Column 1249backing that the debate has given the British Government's position in the discussions which will continue in Europe.
The Cecchini report, which endeavours to quantify the benefits to member states in the Community as a whole from the various measures to create the single market, makes it clear that in the sphere of banking--and the related sphere of financial services that will follow from it--there is a priori evidence that restrictions exist on trade between member states, and that Britain is potentially one of the greatest gainers when those restrictions are removed. It appears on all the evidence that we have not only the largest but one of the most efficient and lowest-cost industries in most sectors of banking and financial services, and consequently stand to benefit when a single market has been created in which our banks and financial institutions can operate more freely and use their services to benefit consumers in other countries.
That is why we wholeheartedly support the underlying thrust of the directives, although we have some reservations about one major aspect-- reciprocity--and important objectives to pursue in the negotiations. We want to ensure that the directives are introduced simultaneously with the investment services directive, and that the arrangements for subsequent implementation and amendment are satisfactory and allow the highest prudential standards to be maintained.
I hope that the House will support the motion and, in taking note of these documents, will back the Government in their negotiating position for the further negotiation of these valuable directives. Question put :--
The House divided : Ayes 73, Noes 10.
Division No. 89] [11.44 pm
Alison, Rt Hon Michael
Arnold, Jacques (Gravesham)
Bennett, Nicholas (Pembroke)
Brooke, Rt Hon Peter
Column 1250Burt, Alistair
Carlisle, Kenneth (Lincoln)
Coombs, Anthony (Wyre F'rest)
Coombs, Simon (Swindon)
Cope, Rt Hon John
Davis, David (Boothferry)
Fenner, Dame Peggy
Griffiths, Peter (Portsmouth N)
Hargreaves, Ken (Hyndburn)
Heseltine, Rt Hon Michael
Howarth, G. (Cannock & B'wd)
Hunt, David (Wirral W)
Lee, John (Pendle)
Maude, Hon Francis
Meyer, Sir Anthony
Miller, Sir Hal
Nicholson, David (Taunton)
Shephard, Mrs G. (Norfolk SW)
Stradling Thomas, Sir John
Taylor, Ian (Esher)
Taylor, John M (Solihull)
Thompson, Patrick (Norwich N)
Twinn, Dr Ian
Waddington, Rt Hon David
Tellers for the Ayes :
Mr. Alan Howarth and
Mr. Tom Sackville.
Barnes, Harry (Derbyshire NE)
Hughes, John (Coventry NE)
Pike, Peter L.
Taylor, Mrs Ann (Dewsbury)
Welsh, Andrew (Angus E)
Wise, Mrs Audrey
Tellers for the Noes :
Mr. Bob Cryer and
Mr. Dennis Skinner.
Question accordingly agreed to.

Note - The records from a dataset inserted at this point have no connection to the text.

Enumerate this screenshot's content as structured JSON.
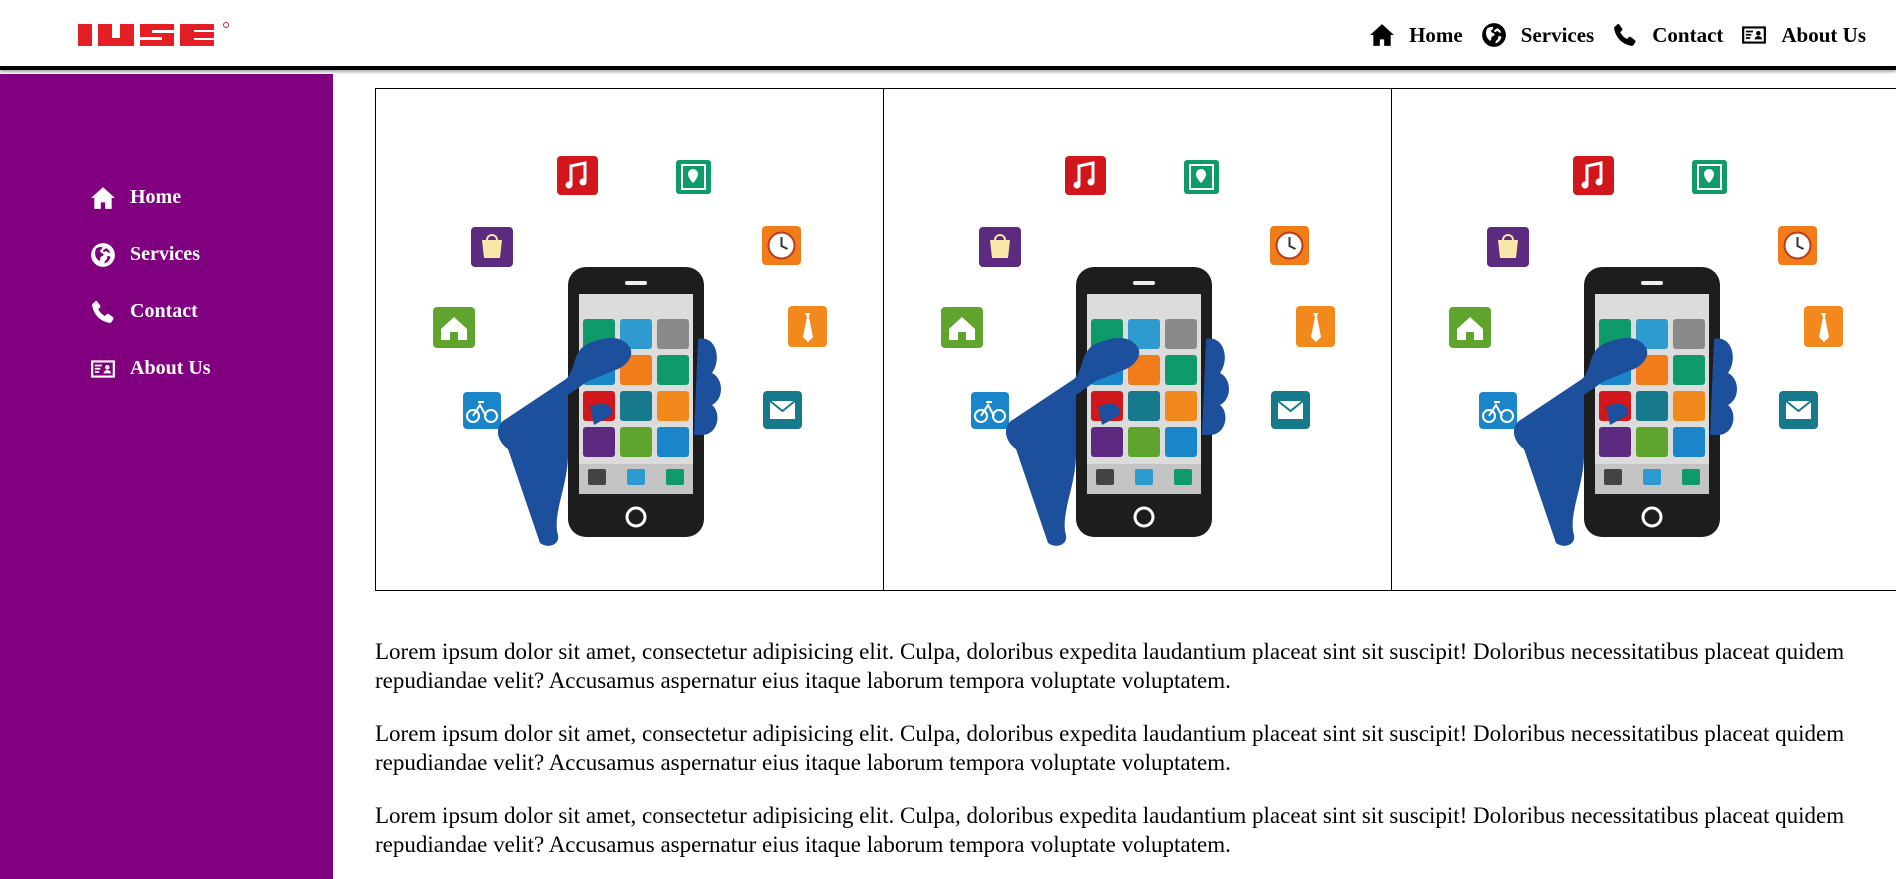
{
  "header": {
    "logo_text": "IJSE",
    "nav": [
      {
        "label": "Home",
        "icon": "home-icon"
      },
      {
        "label": "Services",
        "icon": "globe-icon"
      },
      {
        "label": "Contact",
        "icon": "phone-icon"
      },
      {
        "label": "About Us",
        "icon": "id-card-icon"
      }
    ]
  },
  "sidebar": {
    "items": [
      {
        "label": "Home",
        "icon": "home-icon"
      },
      {
        "label": "Services",
        "icon": "globe-icon"
      },
      {
        "label": "Contact",
        "icon": "phone-icon"
      },
      {
        "label": "About Us",
        "icon": "id-card-icon"
      }
    ]
  },
  "gallery": {
    "images": [
      {
        "icon": "mobile-apps-illustration"
      },
      {
        "icon": "mobile-apps-illustration"
      },
      {
        "icon": "mobile-apps-illustration"
      }
    ]
  },
  "content": {
    "paragraphs": [
      "Lorem ipsum dolor sit amet, consectetur adipisicing elit. Culpa, doloribus expedita laudantium placeat sint sit suscipit! Doloribus necessitatibus placeat quidem repudiandae velit? Accusamus aspernatur eius itaque laborum tempora voluptate voluptatem.",
      "Lorem ipsum dolor sit amet, consectetur adipisicing elit. Culpa, doloribus expedita laudantium placeat sint sit suscipit! Doloribus necessitatibus placeat quidem repudiandae velit? Accusamus aspernatur eius itaque laborum tempora voluptate voluptatem.",
      "Lorem ipsum dolor sit amet, consectetur adipisicing elit. Culpa, doloribus expedita laudantium placeat sint sit suscipit! Doloribus necessitatibus placeat quidem repudiandae velit? Accusamus aspernatur eius itaque laborum tempora voluptate voluptatem."
    ]
  },
  "colors": {
    "sidebar_bg": "#800080",
    "logo_red": "#e31e24",
    "header_border": "#000000"
  }
}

That this House takes note of European Community Documents Nos. 4794/88 on credit institutions, 9224/86, 4339/88 and the Supplementary Explanatory Memorandum submitted by the Treasury on 22nd July 1988 on the Own Funds of credit institutions and 6033/88 on a solvency ratio for credit institutions ; and supports the Government's intention to ensure that the Commission's action in this field takes full account of United Kingdom interests.